"We call on all national and international organisations and agencies [...] to help raise awareness against cholera and provide medicines and medical supplies to hospitals and medical centres in the Deir al-Zur region," the office of Humanitarian Organisations Affairs in the province controlled by the Kurdish-Sunni alliance, the Syrian Democratic Forces (SDF), said in a statement released on social media.
Most of the suspected cases (almost 75 per cent) have been reported in the northern province of Aleppo, followed by Deir al-Zour (more than 20 per cent), Ar-Raqqa, Al Hasakeh, Hama and Lattakia. However, according to Sana, the state news agency in Damascus, the official number of laboratory-confirmed cases is just over 60.

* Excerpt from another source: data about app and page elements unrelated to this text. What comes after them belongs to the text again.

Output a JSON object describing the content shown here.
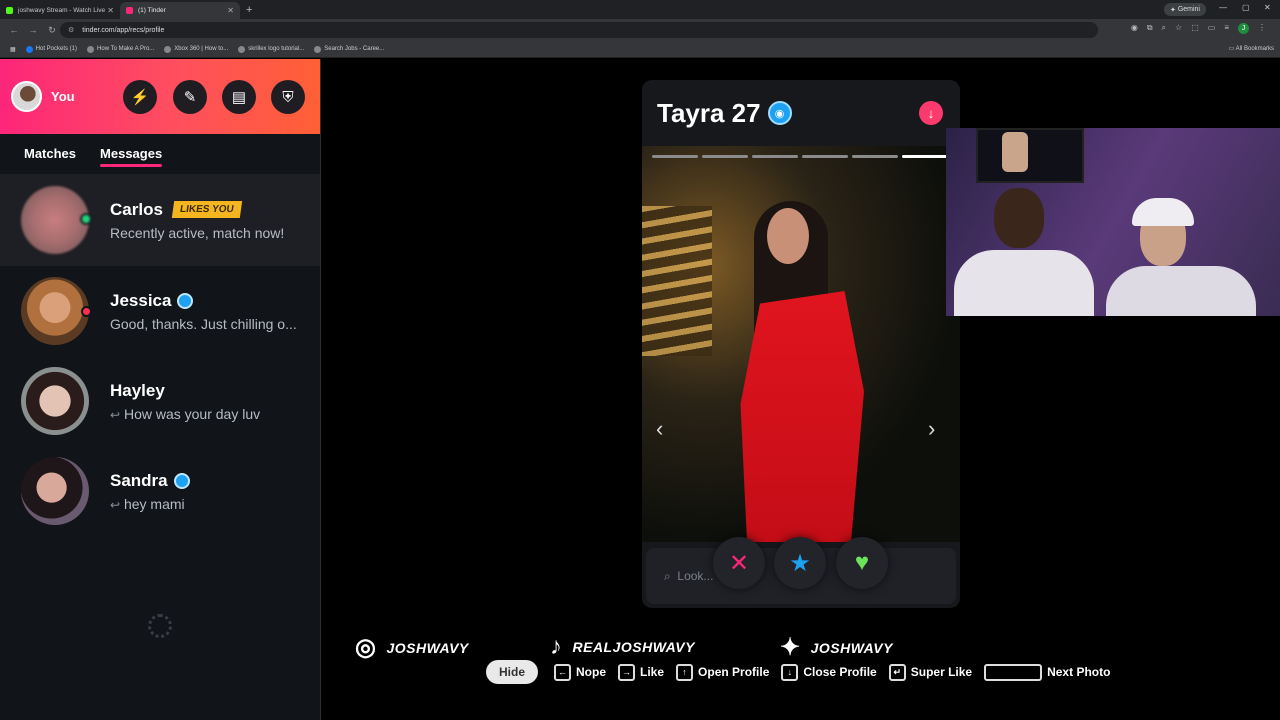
{
  "browser": {
    "tabs": [
      {
        "title": "joshwavy Stream - Watch Live o",
        "fav_color": "#53fc18",
        "active": false
      },
      {
        "title": "(1) Tinder",
        "fav_color": "#fd267a",
        "active": true
      }
    ],
    "new_tab": "+",
    "gemini_label": "Gemini",
    "url": "tinder.com/app/recs/profile",
    "bookmarks": [
      "Hot Pockets (1)",
      "How To Make A Pro...",
      "Xbox 360 | How to...",
      "skrillex logo tutorial...",
      "Search Jobs - Caree..."
    ],
    "all_bookmarks": "All Bookmarks",
    "profile_initial": "J"
  },
  "sidebar": {
    "me_label": "You",
    "header_buttons": [
      "boost-icon",
      "explore-icon",
      "briefcase-icon",
      "shield-icon"
    ],
    "tabs": [
      {
        "label": "Matches",
        "selected": false
      },
      {
        "label": "Messages",
        "selected": true
      }
    ],
    "conversations": [
      {
        "name": "Carlos",
        "badge": "LIKES YOU",
        "message": "Recently active, match now!",
        "verified": false,
        "status": "online"
      },
      {
        "name": "Jessica",
        "badge": "",
        "message": "Good, thanks. Just chilling o...",
        "verified": true,
        "status": "unread"
      },
      {
        "name": "Hayley",
        "badge": "",
        "message": "How was your day luv",
        "verified": false,
        "status": "replied"
      },
      {
        "name": "Sandra",
        "badge": "",
        "message": "hey mami",
        "verified": true,
        "status": "replied"
      }
    ]
  },
  "profile": {
    "name_age": "Tayra 27",
    "photo_count": 6,
    "current_photo": 6,
    "search_placeholder": "Look..."
  },
  "socials": [
    {
      "icon": "instagram-icon",
      "handle": "JOSHWAVY"
    },
    {
      "icon": "tiktok-icon",
      "handle": "REALJOSHWAVY"
    },
    {
      "icon": "twitter-icon",
      "handle": "JOSHWAVY"
    }
  ],
  "hotkeys": {
    "hide_label": "Hide",
    "items": [
      {
        "key": "←",
        "label": "Nope"
      },
      {
        "key": "→",
        "label": "Like"
      },
      {
        "key": "↑",
        "label": "Open Profile"
      },
      {
        "key": "↓",
        "label": "Close Profile"
      },
      {
        "key": "↵",
        "label": "Super Like"
      },
      {
        "key": "",
        "label": "Next Photo"
      }
    ]
  },
  "colors": {
    "brand_pink": "#fd267a",
    "brand_orange": "#ff6036",
    "likes_badge": "#f5b51f",
    "verified_blue": "#1da1f2"
  }
}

Cholera is yet another threat to children’s survival in #Syria. We must collectively invest in preventive measures and responsive actions now to halt the spread of the disease and keep children safe.#EveryDayCounts@Imran_Riza @UNICEFinSyria @WHOSyriahttps://t.co/jNNmBnlnRd— Bo Viktor Nylund (@bvnylund) September 12, 2022
Syria's water infrastructure was already deficient before the start of the 2011 civil war. Now, more than a decade later, the consequences of the conflict and the effects of climate change - which have deepened the shortage of safe drinking water - have left much of the country's population of nearly 5 million without direct access to safe water sources. According to UNICEF data, two out of every three water treatment plants in the country, half of the pumping stations and a third of the water towers have been damaged by the war; and today, about half of Syrians rely on alternative water sources, while most of the wastewater remains untreated.

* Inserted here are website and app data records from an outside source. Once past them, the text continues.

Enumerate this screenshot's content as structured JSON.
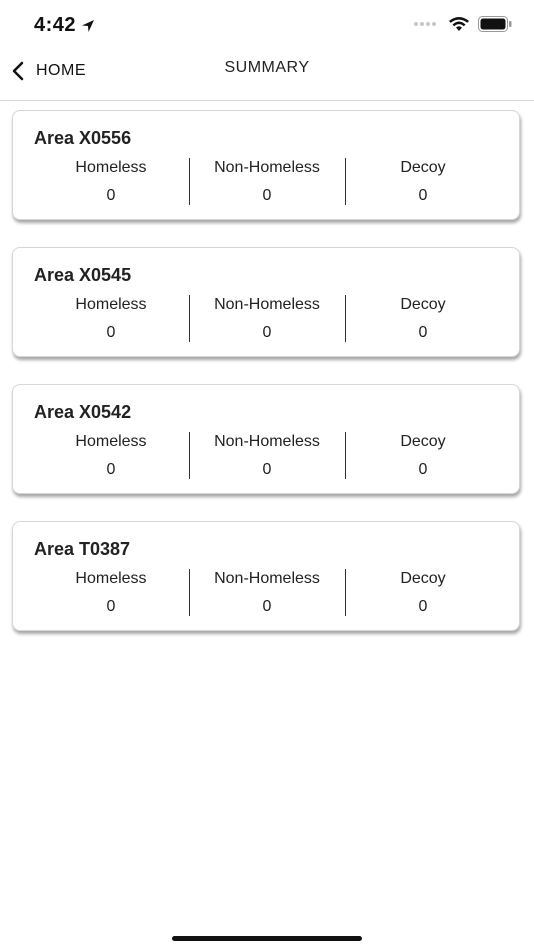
{
  "status_bar": {
    "time": "4:42",
    "icons": [
      "location-arrow-icon",
      "cellular-signal-icon",
      "wifi-icon",
      "battery-icon"
    ]
  },
  "nav": {
    "back_label": "HOME",
    "title": "SUMMARY"
  },
  "areas": [
    {
      "name": "Area X0556",
      "stats": [
        {
          "label": "Homeless",
          "value": "0"
        },
        {
          "label": "Non-Homeless",
          "value": "0"
        },
        {
          "label": "Decoy",
          "value": "0"
        }
      ]
    },
    {
      "name": "Area X0545",
      "stats": [
        {
          "label": "Homeless",
          "value": "0"
        },
        {
          "label": "Non-Homeless",
          "value": "0"
        },
        {
          "label": "Decoy",
          "value": "0"
        }
      ]
    },
    {
      "name": "Area X0542",
      "stats": [
        {
          "label": "Homeless",
          "value": "0"
        },
        {
          "label": "Non-Homeless",
          "value": "0"
        },
        {
          "label": "Decoy",
          "value": "0"
        }
      ]
    },
    {
      "name": "Area T0387",
      "stats": [
        {
          "label": "Homeless",
          "value": "0"
        },
        {
          "label": "Non-Homeless",
          "value": "0"
        },
        {
          "label": "Decoy",
          "value": "0"
        }
      ]
    }
  ]
}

This situation has pushed many Syrian inhabitants to make direct use of wastewater from the Euphrates River - which flows through most of the affected governorates - both for daily consumption and to irrigate fields. And this could be the focus of the epidemic. Several experts and observers have warned that, if the Vibrio cholera bacterium was present in the river water, it would have caused the acute infection when drunk directly or ingested through contaminated food, causing severe diarrhoea and vomiting, headaches, hypotension and high fevers. This has already been confirmed by initial laboratory tests.
Thus, the emergence of this outbreak as an indicator of inequity only sheds new light on a situation that has plagued the country for several years now. Things are not much different in Idlib, for example, a northern province occupied by Islamist and Al-Qaeda-linked groups. The region is home to hundreds of refugee camps that were forcibly displaced during the civil conflict, and these have become frequent witnesses to outbreaks of disease linked to poor water quality.
In response to the emergency situation, the Syrian Ministry of Health, in close coordination with the World Health Organization (WHO), UNICEF and a wide network of partners on the ground, is implementing surveillance and early warning, prevention and response programmes such as the Water, Sanitation and Hygiene (WASH) initiative.
In addition, important health supplies have been mobilised, including the delivery of more than 4,000 diagnostic tests or intravenous fluids and oral rehydration salts to regions and facilities where most of the suspected cases have been reported. At the same time, chlorination activities - to disinfect water - and the transport of clean and safe water are intended to replace the use of contaminated water.
In addition to these "urgent" measures called for by the UN, local leaders and volunteers are working together to train health workers and local citizens in good hygiene practices and early recognition of symptoms.